**Problem requirements**. Exactly how many lines of the data below include the string "duration"? State the number and nothing more.

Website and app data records
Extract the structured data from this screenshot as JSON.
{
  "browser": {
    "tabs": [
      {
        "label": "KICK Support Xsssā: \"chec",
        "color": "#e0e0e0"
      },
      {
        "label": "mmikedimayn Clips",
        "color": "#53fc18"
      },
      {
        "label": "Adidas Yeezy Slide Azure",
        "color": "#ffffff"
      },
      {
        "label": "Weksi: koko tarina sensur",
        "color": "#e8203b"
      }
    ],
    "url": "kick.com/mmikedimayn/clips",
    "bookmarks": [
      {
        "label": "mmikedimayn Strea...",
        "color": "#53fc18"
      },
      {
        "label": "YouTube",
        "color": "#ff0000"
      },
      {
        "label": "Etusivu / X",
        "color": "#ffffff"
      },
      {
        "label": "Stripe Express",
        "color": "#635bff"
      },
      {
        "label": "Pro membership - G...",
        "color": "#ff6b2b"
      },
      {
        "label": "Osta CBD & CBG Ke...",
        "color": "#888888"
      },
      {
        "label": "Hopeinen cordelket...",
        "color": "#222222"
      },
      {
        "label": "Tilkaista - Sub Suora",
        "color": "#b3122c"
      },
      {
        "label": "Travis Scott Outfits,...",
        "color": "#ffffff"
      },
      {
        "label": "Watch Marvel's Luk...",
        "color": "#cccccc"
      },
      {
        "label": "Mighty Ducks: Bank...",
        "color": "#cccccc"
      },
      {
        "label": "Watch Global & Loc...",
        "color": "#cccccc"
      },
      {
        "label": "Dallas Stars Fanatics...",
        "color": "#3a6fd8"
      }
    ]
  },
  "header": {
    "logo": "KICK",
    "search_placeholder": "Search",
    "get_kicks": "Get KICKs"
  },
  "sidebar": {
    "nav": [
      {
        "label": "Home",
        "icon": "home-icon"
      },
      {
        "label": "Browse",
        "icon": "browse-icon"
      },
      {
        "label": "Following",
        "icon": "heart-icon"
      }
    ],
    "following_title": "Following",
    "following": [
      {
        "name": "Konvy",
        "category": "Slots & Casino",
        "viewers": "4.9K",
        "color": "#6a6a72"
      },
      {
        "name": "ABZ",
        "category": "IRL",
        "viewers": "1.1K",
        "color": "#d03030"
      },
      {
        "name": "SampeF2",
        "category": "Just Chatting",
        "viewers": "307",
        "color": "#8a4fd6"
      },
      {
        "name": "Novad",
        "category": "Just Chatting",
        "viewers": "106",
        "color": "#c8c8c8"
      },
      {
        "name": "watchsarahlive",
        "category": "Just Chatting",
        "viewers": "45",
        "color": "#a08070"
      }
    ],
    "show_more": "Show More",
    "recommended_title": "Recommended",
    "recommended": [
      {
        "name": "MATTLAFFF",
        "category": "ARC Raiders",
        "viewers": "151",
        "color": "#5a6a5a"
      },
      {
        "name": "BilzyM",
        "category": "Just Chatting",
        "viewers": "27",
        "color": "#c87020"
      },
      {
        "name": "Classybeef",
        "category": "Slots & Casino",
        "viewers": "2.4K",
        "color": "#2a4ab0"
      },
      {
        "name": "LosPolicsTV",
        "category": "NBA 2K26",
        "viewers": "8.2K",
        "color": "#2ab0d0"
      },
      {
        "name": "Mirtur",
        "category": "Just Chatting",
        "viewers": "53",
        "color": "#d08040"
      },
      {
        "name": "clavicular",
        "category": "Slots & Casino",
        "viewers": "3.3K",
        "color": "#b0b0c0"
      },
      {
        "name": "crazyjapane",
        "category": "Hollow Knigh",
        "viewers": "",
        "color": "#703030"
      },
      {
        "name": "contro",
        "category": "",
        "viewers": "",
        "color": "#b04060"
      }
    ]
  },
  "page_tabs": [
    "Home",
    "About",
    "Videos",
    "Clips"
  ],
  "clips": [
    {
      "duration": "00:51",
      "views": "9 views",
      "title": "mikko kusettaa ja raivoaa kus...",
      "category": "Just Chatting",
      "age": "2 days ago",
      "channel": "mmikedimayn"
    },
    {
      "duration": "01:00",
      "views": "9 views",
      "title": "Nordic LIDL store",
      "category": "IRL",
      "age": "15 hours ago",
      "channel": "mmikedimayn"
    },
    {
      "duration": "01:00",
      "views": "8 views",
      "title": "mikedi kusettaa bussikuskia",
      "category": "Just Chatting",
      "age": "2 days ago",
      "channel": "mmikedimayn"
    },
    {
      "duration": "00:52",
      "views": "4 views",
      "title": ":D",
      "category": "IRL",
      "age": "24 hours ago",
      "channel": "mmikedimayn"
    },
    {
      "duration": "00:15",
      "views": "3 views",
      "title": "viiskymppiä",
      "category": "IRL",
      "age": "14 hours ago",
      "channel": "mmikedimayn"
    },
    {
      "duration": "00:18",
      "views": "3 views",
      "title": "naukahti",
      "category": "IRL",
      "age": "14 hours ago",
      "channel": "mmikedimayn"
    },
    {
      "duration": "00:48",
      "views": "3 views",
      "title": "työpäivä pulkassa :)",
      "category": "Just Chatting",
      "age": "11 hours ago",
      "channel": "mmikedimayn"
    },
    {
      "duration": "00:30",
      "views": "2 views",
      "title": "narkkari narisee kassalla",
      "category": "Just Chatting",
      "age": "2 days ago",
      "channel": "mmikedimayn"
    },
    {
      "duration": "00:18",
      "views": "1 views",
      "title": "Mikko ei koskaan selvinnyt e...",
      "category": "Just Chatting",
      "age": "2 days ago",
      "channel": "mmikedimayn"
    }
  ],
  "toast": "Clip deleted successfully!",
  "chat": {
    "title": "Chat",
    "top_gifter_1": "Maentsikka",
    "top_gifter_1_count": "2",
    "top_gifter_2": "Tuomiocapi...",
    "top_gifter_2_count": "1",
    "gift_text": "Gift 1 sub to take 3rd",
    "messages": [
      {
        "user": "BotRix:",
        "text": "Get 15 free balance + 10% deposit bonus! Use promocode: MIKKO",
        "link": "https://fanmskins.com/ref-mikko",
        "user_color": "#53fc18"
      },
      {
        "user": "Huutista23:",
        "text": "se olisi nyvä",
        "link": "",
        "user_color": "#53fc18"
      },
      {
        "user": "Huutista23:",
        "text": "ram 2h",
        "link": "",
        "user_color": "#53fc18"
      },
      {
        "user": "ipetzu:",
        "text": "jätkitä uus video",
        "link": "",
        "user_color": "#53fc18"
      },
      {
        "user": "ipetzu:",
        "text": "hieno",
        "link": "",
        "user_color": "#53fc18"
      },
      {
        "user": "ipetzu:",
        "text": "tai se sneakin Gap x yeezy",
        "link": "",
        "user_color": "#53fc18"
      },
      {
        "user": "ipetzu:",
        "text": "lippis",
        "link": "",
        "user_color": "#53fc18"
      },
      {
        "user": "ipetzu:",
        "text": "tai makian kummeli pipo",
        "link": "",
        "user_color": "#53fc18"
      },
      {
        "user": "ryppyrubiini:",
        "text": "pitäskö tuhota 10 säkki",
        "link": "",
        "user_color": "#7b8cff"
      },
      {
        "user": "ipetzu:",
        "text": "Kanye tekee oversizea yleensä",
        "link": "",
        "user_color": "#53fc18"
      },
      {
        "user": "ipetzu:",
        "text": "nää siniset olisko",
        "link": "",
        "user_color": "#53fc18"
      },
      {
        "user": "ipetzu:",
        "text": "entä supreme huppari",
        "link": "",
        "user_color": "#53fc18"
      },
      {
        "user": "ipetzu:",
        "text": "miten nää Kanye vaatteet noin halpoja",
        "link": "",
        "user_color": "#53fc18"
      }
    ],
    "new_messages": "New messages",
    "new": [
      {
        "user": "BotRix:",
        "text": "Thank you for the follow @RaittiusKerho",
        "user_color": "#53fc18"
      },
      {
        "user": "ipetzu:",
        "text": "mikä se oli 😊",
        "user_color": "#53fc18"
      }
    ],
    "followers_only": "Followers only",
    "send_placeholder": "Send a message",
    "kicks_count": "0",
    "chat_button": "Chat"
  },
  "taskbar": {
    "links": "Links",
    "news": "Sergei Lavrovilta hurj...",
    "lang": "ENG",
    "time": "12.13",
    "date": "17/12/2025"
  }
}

**Exercise result**. 9